Science is not the truth. Science is finding the truth.
~ Brené Brown
While plant use of fog water has been demonstrated in habitats like tropical montane cloud forests, it has not been studied in Fynbos until now. The first sap flow data suggest the plants may be using fog water in unexpected ways.
It took 45 years of record-keeping to determine why tenebrionid beetles have such extraordinarily high diversity in the Namib Desert. SAEON research associate, Dr Joh Henschel, sheds more light on this research.
Detailed case studies in the BioEnergy Atlas serve as examples of how the Atlas modelling platform can be used in bioenergy project implementation.
SeaMap aims to deliver South Africa’s first data-driven marine ecosystem map derived from associated species occurrence and barcode records.
A rare SAEON study evaluated the uptake of organic contaminants using an indigenous plant species growing in an estuarine environment. The results indicate that P. australis could be used as a biomarker for organophosphate pesticides in an aquatic ecosystem.
In January, a huge swell delivered unusually large waves to the western seaboard of the Cape Peninsula as well as further up the west coast. SAEON student Benjy Oliver has revealed the dominant climate mode impacting the waves off the South African coast.
SAEON physical oceanographers Laura Braby and Cristina Russo helped prepare endurance swimmer Sarah Ferguson to navigate the Agulhas Current during her swim from Durban to Cape Town to raise awareness about plastic pollution.

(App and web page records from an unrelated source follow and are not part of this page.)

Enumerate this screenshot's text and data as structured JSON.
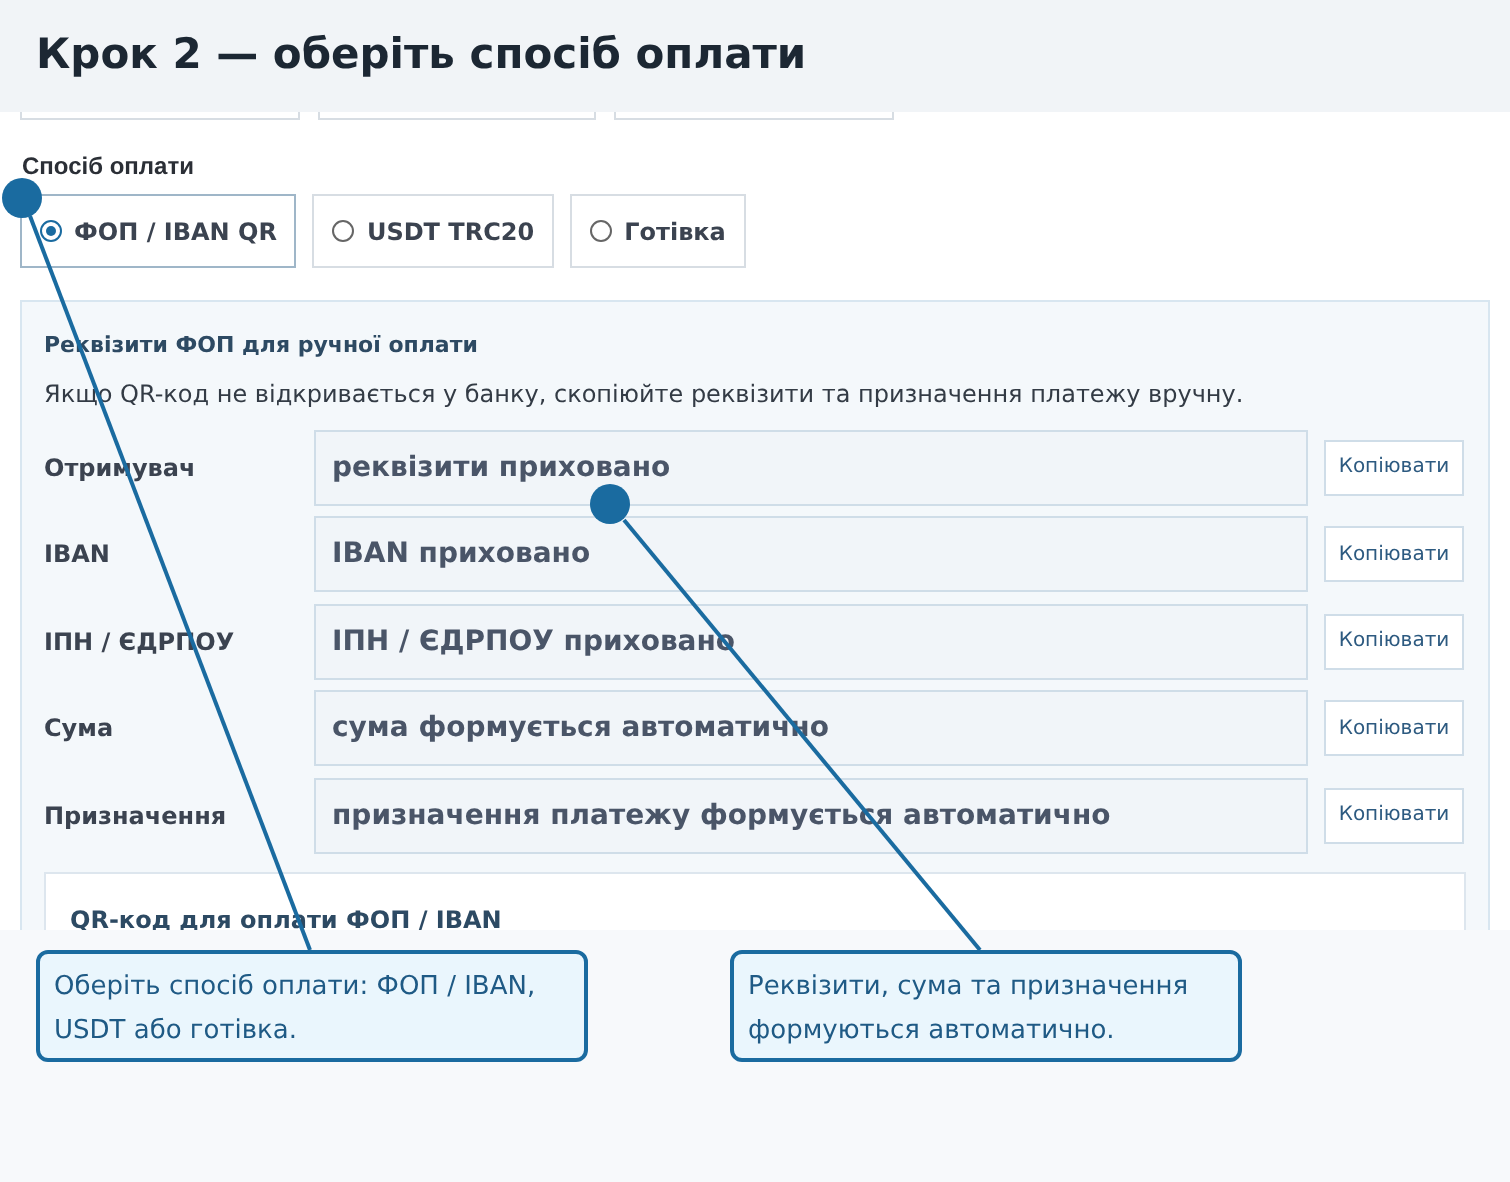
{
  "header": {
    "title": "Крок 2 — оберіть спосіб оплати"
  },
  "payment_method": {
    "label": "Спосіб оплати",
    "options": [
      {
        "label": "ФОП / IBAN QR",
        "selected": true
      },
      {
        "label": "USDT TRC20",
        "selected": false
      },
      {
        "label": "Готівка",
        "selected": false
      }
    ]
  },
  "details": {
    "title": "Реквізити ФОП для ручної оплати",
    "hint": "Якщо QR-код не відкривається у банку, скопіюйте реквізити та призначення платежу вручну.",
    "rows": [
      {
        "label": "Отримувач",
        "value": "реквізити приховано",
        "button": "Копіювати"
      },
      {
        "label": "IBAN",
        "value": "IBAN приховано",
        "button": "Копіювати"
      },
      {
        "label": "ІПН / ЄДРПОУ",
        "value": "ІПН / ЄДРПОУ приховано",
        "button": "Копіювати"
      },
      {
        "label": "Сума",
        "value": "сума формується автоматично",
        "button": "Копіювати"
      },
      {
        "label": "Призначення",
        "value": "призначення платежу формується автоматично",
        "button": "Копіювати"
      }
    ],
    "qr_title": "QR-код для оплати ФОП / IBAN"
  },
  "callouts": [
    {
      "text": "Оберіть спосіб оплати: ФОП / IBAN, USDT або готівка."
    },
    {
      "text": "Реквізити, сума та призначення формуються автоматично."
    }
  ]
}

South Africa is a water scarce country and ranks as one of the 30 driest countries in the world. Long-term observation of wetlands from the catchments, through the streams and rivers, to the estuaries at the coast has always been one of SAEON’s main themes that cut across all its nodes and research infrastructures.
In February, a cohort of passionate, enthusiastic and dynamic new members were officially welcomed to the GSN steering committee and given an overview of the GSN, its constitution and the committee portfolios.

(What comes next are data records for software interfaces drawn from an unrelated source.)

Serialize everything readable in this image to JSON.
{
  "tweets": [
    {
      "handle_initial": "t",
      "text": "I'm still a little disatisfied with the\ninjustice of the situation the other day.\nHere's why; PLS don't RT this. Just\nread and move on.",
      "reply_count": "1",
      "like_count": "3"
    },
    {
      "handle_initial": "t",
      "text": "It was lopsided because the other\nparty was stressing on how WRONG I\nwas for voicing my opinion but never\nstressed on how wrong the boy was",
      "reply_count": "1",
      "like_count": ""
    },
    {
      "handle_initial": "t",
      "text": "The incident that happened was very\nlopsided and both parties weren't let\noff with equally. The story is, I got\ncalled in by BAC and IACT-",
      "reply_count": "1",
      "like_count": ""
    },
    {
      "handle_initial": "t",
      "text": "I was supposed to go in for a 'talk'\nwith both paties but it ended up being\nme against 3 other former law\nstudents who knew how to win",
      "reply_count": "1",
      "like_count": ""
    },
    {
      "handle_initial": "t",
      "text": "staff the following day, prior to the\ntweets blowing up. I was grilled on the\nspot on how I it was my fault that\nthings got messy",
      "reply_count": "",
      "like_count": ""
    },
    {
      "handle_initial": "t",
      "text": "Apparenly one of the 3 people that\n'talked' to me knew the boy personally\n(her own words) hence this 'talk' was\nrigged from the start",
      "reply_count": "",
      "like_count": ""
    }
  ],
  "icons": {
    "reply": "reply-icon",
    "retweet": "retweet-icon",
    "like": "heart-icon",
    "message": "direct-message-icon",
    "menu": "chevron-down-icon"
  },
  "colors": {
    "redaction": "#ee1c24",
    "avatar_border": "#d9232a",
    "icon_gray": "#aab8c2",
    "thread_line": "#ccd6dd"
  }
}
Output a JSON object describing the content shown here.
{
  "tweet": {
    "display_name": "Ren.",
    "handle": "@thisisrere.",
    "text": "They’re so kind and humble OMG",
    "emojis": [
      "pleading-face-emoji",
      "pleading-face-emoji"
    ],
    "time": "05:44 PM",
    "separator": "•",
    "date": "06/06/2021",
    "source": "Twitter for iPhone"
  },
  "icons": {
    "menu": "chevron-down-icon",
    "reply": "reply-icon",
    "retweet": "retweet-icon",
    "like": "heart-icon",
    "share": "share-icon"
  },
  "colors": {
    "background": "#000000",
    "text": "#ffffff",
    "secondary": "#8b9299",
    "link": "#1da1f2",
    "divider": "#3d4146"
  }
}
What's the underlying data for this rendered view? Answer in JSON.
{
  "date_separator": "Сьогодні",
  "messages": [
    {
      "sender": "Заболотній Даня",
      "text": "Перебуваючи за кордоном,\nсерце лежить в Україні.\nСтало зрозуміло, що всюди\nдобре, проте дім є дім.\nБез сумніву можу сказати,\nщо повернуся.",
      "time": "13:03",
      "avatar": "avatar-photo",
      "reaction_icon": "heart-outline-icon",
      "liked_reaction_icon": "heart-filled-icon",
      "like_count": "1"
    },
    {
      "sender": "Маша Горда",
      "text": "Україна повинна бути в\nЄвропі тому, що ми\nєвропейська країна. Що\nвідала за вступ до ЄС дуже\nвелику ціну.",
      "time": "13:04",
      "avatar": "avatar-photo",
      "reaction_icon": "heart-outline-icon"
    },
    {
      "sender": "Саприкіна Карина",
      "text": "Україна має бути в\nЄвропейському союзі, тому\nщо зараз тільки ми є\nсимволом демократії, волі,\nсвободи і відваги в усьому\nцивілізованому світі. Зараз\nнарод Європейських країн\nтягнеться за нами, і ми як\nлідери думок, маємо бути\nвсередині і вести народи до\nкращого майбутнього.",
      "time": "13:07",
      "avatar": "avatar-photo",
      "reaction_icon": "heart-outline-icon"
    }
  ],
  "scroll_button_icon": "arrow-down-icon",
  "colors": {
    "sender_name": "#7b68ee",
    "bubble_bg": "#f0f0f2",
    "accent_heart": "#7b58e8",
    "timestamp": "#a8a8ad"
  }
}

SAEON celebrated World Wetlands Day on 2 February 2022. Using South African examples, SAEON staff members took learners on a journey to learn how to value, manage, restore and love wetlands.
SAEON’s people and projects received coverage in local and national print, online and social media.
Banner photo of large wave courtesy of Dr Ken Findlay.
~ Brené Brown